This website does not showcase the best astronomical pictures on the internet! It's a selection of pictures I have taken myself with basic equipment and free software. Producing images like these below, or even better ones, is within your reach!

Most importantly, you don't have to spend a fortune. My first serious scope, mount and tripod cost £180 on Ebay. I spent £40 on a more solid tripod, and about £200 on various bits and pieces including books and an ancient Canon EOS DSLR and a seconhand Microsoft HD Webcam. The results shown before are  some of my best so far, and will be updated from time to time.

Perhaps the easiest target in the sky is the moon. You can get good pictures with any long or zoom lens, this is a 'stack' of six pictures taken with an ordinary bridge camera:

A Gibbous Moon photographed over thr Isle of Skye in near-poerfect seeing conditions

A gibbous moon photographed on the isle of Skye.

Follow the links below for introductions to some of the other things you can image in the night sky:

The Moon

The Sun

The Planets

Messier Objects

Star Clusters





Have a go!

I hope I have convinced you to have a go at photographing the night sky - these photos may not hold a candle to some of the work of professionals like Damian Peach or even dedicated amateurs, but I hope you are surprised what can be done with kit that has cost me well under £500.

There are lots of places to find out more on line, but perhaps the easiest place to start is the StargazersLounge webiste.

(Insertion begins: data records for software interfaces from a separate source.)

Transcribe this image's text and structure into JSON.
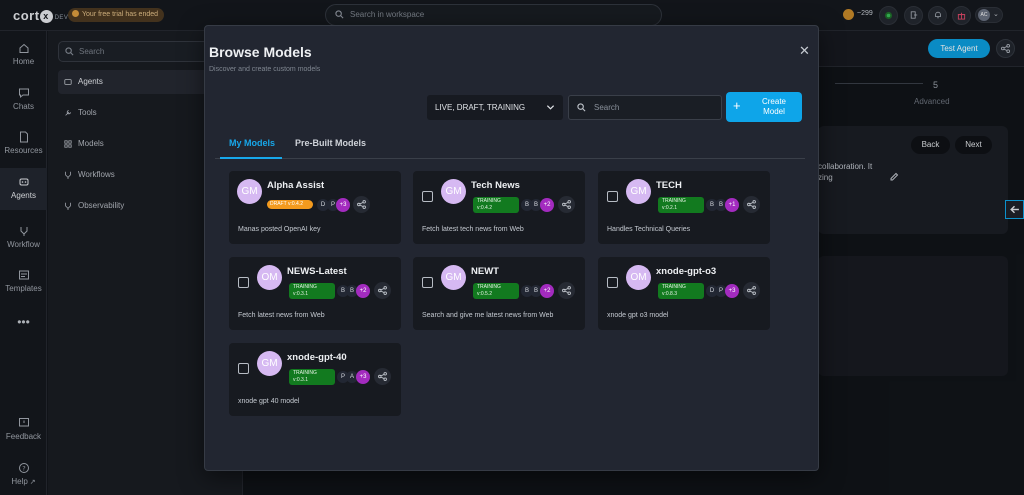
{
  "app": {
    "logo": "cort",
    "logo_mark": "x",
    "env": "DEV",
    "trial_notice": "Your free trial has ended",
    "search_placeholder": "Search in workspace",
    "coins": "~299",
    "user_initials": "AC"
  },
  "rail": [
    {
      "label": "Home",
      "icon": "home-icon"
    },
    {
      "label": "Chats",
      "icon": "chat-icon"
    },
    {
      "label": "Resources",
      "icon": "document-icon"
    },
    {
      "label": "Agents",
      "icon": "agent-icon",
      "active": true
    },
    {
      "label": "Workflow",
      "icon": "workflow-icon"
    },
    {
      "label": "Templates",
      "icon": "template-icon"
    },
    {
      "label": "Feedback",
      "icon": "feedback-icon"
    },
    {
      "label": "Help",
      "icon": "help-icon"
    }
  ],
  "panel": {
    "search_placeholder": "Search",
    "items": [
      {
        "label": "Agents",
        "active": true
      },
      {
        "label": "Tools"
      },
      {
        "label": "Models"
      },
      {
        "label": "Workflows"
      },
      {
        "label": "Observability"
      }
    ]
  },
  "background": {
    "test_agent": "Test Agent",
    "step_number": "5",
    "step_label": "Advanced",
    "back": "Back",
    "next": "Next",
    "text_line1": "collaboration. It",
    "text_line2": "zing"
  },
  "modal": {
    "title": "Browse Models",
    "subtitle": "Discover and create custom models",
    "filter": "LIVE, DRAFT, TRAINING",
    "search_placeholder": "Search",
    "create_label": "Create Model",
    "tabs": [
      "My Models",
      "Pre-Built Models"
    ],
    "cards": [
      {
        "initials": "GM",
        "name": "Alpha Assist",
        "status": "DRAFT",
        "version": "v:0.4.2",
        "users": [
          "D",
          "P"
        ],
        "extra": "+3",
        "desc": "Manas posted OpenAI key",
        "checkbox": false
      },
      {
        "initials": "GM",
        "name": "Tech News",
        "status": "TRAINING",
        "version": "v:0.4.2",
        "users": [
          "B",
          "B"
        ],
        "extra": "+2",
        "desc": "Fetch latest tech news from Web",
        "checkbox": true
      },
      {
        "initials": "GM",
        "name": "TECH",
        "status": "TRAINING",
        "version": "v:0.2.1",
        "users": [
          "B",
          "B"
        ],
        "extra": "+1",
        "desc": "Handles Technical Queries",
        "checkbox": true
      },
      {
        "initials": "OM",
        "name": "NEWS-Latest",
        "status": "TRAINING",
        "version": "v:0.3.1",
        "users": [
          "B",
          "B"
        ],
        "extra": "+2",
        "desc": "Fetch latest news from Web",
        "checkbox": true
      },
      {
        "initials": "GM",
        "name": "NEWT",
        "status": "TRAINING",
        "version": "v:0.5.2",
        "users": [
          "B",
          "B"
        ],
        "extra": "+2",
        "desc": "Search and give me latest news from Web",
        "checkbox": true
      },
      {
        "initials": "OM",
        "name": "xnode-gpt-o3",
        "status": "TRAINING",
        "version": "v:0.8.3",
        "users": [
          "D",
          "P"
        ],
        "extra": "+3",
        "desc": "xnode gpt o3 model",
        "checkbox": true
      },
      {
        "initials": "GM",
        "name": "xnode-gpt-40",
        "status": "TRAINING",
        "version": "v:0.3.1",
        "users": [
          "P",
          "A"
        ],
        "extra": "+3",
        "desc": "xnode gpt 40 model",
        "checkbox": true
      }
    ]
  },
  "colors": {
    "accent": "#0ea5e9",
    "training": "#127a1f",
    "draft": "#f39a1e",
    "extra_badge": "#a32bbf"
  }
}
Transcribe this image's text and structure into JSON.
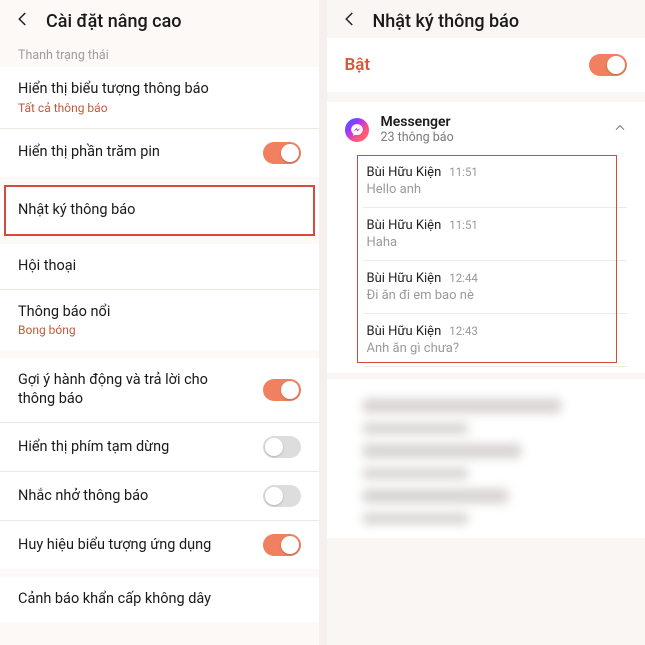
{
  "left": {
    "header_title": "Cài đặt nâng cao",
    "section_label": "Thanh trạng thái",
    "rows": {
      "show_icons": {
        "title": "Hiển thị biểu tượng thông báo",
        "sub": "Tất cả thông báo"
      },
      "battery_pct": {
        "title": "Hiển thị phần trăm pin"
      },
      "notif_log": {
        "title": "Nhật ký thông báo"
      },
      "conversation": {
        "title": "Hội thoại"
      },
      "floating": {
        "title": "Thông báo nổi",
        "sub": "Bong bóng"
      },
      "suggest_actions": {
        "title": "Gợi ý hành động và trả lời cho thông báo"
      },
      "show_pause": {
        "title": "Hiển thị phím tạm dừng"
      },
      "remind_notif": {
        "title": "Nhắc nhở thông báo"
      },
      "icon_badge": {
        "title": "Huy hiệu biểu tượng ứng dụng"
      },
      "emergency": {
        "title": "Cảnh báo khẩn cấp không dây"
      }
    }
  },
  "right": {
    "header_title": "Nhật ký thông báo",
    "master_label": "Bật",
    "app": {
      "name": "Messenger",
      "count": "23 thông báo"
    },
    "notifs": [
      {
        "sender": "Bùi Hữu Kiện",
        "time": "11:51",
        "msg": "Hello anh"
      },
      {
        "sender": "Bùi Hữu Kiện",
        "time": "11:51",
        "msg": "Haha"
      },
      {
        "sender": "Bùi Hữu Kiện",
        "time": "12:44",
        "msg": "Đi ăn đi em bao nè"
      },
      {
        "sender": "Bùi Hữu Kiện",
        "time": "12:43",
        "msg": "Anh ăn gì chưa?"
      }
    ]
  }
}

As well as the subjects covered above there are all sorts of other things to look out for - comets, asteroids, meteors, aurorae, noctilucent clouds and various metereological effects such as sundogs and lunar halos. And sometimes there are just picturesque events such as this near conjunction of the Moon and Venus.

Conjunction of Moon and Venus seen ona slightly misty night, with teh moon partly behind trees

A Conjunction of Moon and Venus


M107 is a rather loose and faint globular cluster, over 20,000 light years from Earth. It was discovered by Pierre Méchain and added to Messiers list in 1947 by Helen Hogg.


M107, globular cluster in Ophiuchus.

M12 appears relatively close to the globular cluster M10, but is actually rather further away at nearly 16,000 light years. It has an unusually low number of low mass stars.


M12, globular cluster in Ophiuchus

This globular cluster is estimated to be 83 light years across and is estimated to be about 14,000 light years from Earth.

M10 globular cluster

M10 - globular cluster in Ophiuchus

Markarian's Chain is a curving line of galaxies in the Virgo Cluster. It has a remarkable appearance in a large telescope or in photographs. I think it resembles a line of UFOs swooping in to attack! At least seven of the galaxies are moving in unison. The two bright galaxies at the end of the chain are Messier objects, the elliptical galaxies M86 and M84

Markarian's Chain

M109 is a barred spiral galaxy in the constellation Ursa Major. It has three small satellite galaxies, and it is the largest galaxy in the M109 group of around 50 galaxies in Ursa Major.


M106 Vacuum Cleaner Galaxy